++++ Data supplied

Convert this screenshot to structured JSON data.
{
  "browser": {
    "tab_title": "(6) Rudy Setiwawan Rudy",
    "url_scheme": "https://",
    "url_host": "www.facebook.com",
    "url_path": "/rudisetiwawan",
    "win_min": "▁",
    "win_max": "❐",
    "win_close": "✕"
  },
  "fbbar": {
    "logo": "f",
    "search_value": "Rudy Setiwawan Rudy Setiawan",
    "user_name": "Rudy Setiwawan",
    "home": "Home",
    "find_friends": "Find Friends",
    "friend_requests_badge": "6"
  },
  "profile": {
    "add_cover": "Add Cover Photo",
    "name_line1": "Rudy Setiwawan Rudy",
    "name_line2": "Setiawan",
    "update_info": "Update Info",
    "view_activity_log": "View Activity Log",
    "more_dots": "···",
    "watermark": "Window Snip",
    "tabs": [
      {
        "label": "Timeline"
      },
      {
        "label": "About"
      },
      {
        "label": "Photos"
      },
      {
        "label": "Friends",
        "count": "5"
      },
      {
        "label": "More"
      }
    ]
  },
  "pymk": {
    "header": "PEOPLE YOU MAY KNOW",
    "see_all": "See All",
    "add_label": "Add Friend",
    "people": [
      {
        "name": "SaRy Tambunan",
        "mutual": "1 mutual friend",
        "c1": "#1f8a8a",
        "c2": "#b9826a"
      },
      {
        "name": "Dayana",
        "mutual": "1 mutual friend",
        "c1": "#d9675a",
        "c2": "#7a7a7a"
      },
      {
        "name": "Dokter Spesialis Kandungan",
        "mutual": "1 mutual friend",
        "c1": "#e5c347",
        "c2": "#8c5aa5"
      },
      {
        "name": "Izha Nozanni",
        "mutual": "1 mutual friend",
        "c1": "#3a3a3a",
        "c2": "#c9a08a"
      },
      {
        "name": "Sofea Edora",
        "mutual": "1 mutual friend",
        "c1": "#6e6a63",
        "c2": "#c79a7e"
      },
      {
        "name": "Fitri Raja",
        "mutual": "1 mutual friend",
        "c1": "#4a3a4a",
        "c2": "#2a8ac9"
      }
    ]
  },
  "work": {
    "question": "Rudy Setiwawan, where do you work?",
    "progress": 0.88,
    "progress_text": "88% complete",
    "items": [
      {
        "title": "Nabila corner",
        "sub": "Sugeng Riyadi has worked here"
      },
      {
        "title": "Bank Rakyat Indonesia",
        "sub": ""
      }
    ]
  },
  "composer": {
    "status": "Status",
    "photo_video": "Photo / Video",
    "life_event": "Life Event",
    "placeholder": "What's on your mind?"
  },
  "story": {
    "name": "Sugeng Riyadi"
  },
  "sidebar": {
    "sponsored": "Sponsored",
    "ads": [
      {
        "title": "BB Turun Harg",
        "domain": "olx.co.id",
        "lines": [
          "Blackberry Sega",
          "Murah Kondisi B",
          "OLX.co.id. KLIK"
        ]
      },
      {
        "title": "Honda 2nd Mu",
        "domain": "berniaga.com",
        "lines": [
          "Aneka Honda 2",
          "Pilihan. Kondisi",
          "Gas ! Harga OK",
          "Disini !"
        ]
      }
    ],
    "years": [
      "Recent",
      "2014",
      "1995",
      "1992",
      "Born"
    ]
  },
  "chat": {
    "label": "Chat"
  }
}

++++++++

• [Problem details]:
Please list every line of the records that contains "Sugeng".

• [Answer to this problem]:
        "sub": "Sugeng Riyadi has worked here"
    "name": "Sugeng Riyadi"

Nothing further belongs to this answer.